Nonetheless, FEMA has numerous critics whose criticisms have not been damped even though FEMA has been around for decades. Hurricane Andrew in 1992 provides one example of supposed problems with FEMA. The response of the agency was said to be slow and inefficient despite its huge budget. Various governmental studies in the aftermath showed that FEMA's reactions were weak and ineffective. This seems to be a pattern the agency has exhibited throughout its history.
FEMA's role in the 9/11 attacks also came under criticism but it has received most of its negative publicity during reactions to hurricanes. Disbursement of funds is often slow and apparently rife with fraud. The agency has a habit of paying out damages and assistance without verifying need, while refusing payments to others who do have verified need.
One of the most terrible incidents involving FEMA's local assistance came in the aftermath of Hurricane Katrina, which affected much of New Orleans and drowned many outlying areas. FEMA helped organize the infamous shelter at the New Orleans Astrodome, in which thousands were remanded to the stadium and then left there for days without sufficient food and water or hygienic facilities. Numerous rapes and other kinds of violence were reported; but evacuation was torturously slow and FEMA received a great deal of negative publicity at the time.
Over and over, FEMA's record in response to disasters is criticized after the fact. Millions are disbursed without records or even justification. And the actions that FEMA takes are often arbitrary and even result in the death of individuals who have escaped the worst ravages of the disaster itself.
Libertarians might be tempted to observe that often the biggest disaster in any region of the United States is FEMA itself, an agency of monumental scope and intractable inefficiency. Over and over FEMA proves the axiom that some of the most feared words in the English language are "I'm from the government and I'm here to help."

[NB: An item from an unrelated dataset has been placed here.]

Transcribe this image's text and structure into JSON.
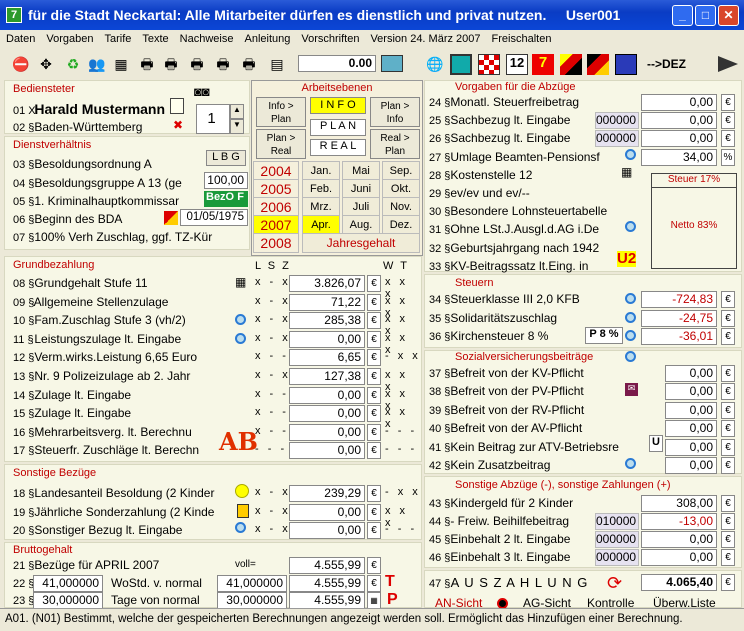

With such an overwhelmingly negative record, many question why FEMA still exists. The conspiratorial wing of the libertarian/patriot movement has long postulated that FEMA's real institutional task is to be the US federal government's arm in helping to implement martial law in the face of social unrest and rebellion against Draconian fedgov moves.
Whatever FEMA's real reason for existing, its behavior and actions should give no one confidence that its future responses will be any less deadly or any more supportive than what has come before. It remains an example of the worst kind of government boondoggle, an agency that will persist despite endless, ongoing inefficiency and corruption. Post mortems come and go. FEMA unfortunately remains.
News & Analysis
|09/02/11||DB Briefs: Great Men Run the World, Especially Politicians and Bankers / Greece Is OK Now and Recovering From Its Problems/ FEMA Federal Family|
|11/06/12||The Economics of Disaster|
|04/10/12||In Praise of Private Charity|
|09/06/11||We're From the Government. We're Here to Help.|